It can be difficult to tell whether jewelry found at an estate sale or in an old stash of family treasures is worth something. In order for most jewelry to be worth money, it must be authentically antique or contain valuable gems or metals. Most modern and vintage costume jewelry simply isn't worth much. For reference, antique is anything 100 years or older, while vintage is generally anything 10-100 years old. If you need some help distinguishing if a piece is antique or vintage, here are three sets of tips organized by the type of piece:
Brooches and Pins

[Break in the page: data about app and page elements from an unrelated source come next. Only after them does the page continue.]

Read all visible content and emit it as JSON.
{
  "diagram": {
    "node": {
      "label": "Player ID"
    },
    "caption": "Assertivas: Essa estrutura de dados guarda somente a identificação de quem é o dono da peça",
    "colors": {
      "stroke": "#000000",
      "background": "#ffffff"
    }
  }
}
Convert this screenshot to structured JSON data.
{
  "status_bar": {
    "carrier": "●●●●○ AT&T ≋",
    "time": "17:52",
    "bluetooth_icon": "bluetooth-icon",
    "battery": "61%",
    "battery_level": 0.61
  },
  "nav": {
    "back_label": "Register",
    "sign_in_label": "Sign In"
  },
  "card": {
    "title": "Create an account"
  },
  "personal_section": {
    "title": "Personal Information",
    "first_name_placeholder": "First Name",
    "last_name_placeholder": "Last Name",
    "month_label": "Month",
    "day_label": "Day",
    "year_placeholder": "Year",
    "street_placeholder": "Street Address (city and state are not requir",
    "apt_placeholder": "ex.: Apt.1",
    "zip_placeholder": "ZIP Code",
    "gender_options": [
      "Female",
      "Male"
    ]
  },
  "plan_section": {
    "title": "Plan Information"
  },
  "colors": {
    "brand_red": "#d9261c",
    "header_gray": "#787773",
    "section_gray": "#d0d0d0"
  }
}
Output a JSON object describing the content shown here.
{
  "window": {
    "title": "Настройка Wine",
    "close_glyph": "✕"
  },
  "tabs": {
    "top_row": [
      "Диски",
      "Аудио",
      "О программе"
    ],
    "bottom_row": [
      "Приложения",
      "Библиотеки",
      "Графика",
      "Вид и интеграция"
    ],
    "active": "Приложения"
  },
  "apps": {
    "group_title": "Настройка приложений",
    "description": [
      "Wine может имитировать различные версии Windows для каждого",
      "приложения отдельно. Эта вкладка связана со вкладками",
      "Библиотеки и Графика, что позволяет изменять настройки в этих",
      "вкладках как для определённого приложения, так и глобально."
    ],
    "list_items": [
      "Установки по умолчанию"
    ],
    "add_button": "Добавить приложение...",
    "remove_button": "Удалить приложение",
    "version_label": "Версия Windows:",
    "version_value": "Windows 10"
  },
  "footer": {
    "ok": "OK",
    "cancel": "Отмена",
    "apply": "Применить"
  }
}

The most common way to tell whether a brooch or pin is antique is by looking at the pin back. Most C-clasp backs (these usually have a large needle that goes across the back of the pin and slides into a fastener that is in a simple "C" shape) are antique. Most pins with more complicated fasteners that offer more protection and a hinge that is immovable are vintage. Modern day clasps feature smaller fasteners and flexible needles.
Also, take a look at the trademark on the back of the pin. Many metal-backed pins have artist trademarks or serial numbers/years on the back. If you look up the artist trademark, you can often find out just how old that pin is.
Almost all clip earrings are vintage. Many antique earrings are reworked with clip backings as replacement parts, however, so keep this in mind as well. Antique earrings will generally have screw backs, lever, or wire backs. Make sure to use a magnifying glass to identify the fasteners if you are having trouble seeing the details.
Necklaces and Chains
Most antique chains will have a tendency to twist easily during wear due to the construction methods used. If your chain moves easily and doesn't get twisted, there's a good chance that it's vintage and not antique.
Despite popular belief, most antique chains and necklaces often do not have a trademark/hallmark. This is because many antique pieces of jewelry were not made with solid precious metals. Oftentimes a substance known as "gold fill" was used, which is essentially a layer of gold over another type of metal. Gold fill tends to wear off over time, so if you find a true antique piece of jewelry, it may appear greenish or grey in color due to platinum or another material being underneath.
Use the above tips when identifying antique and vintage jewelry to figure out what's worth keeping and what isn't. Remember that even though a piece may not be antique or vintage, it may still contain precious metals that can be sold. Old jewelry is often a grab bag-- you never know what you may find. But that's half the fun. For more information about antiques, visit Crissy Galleries.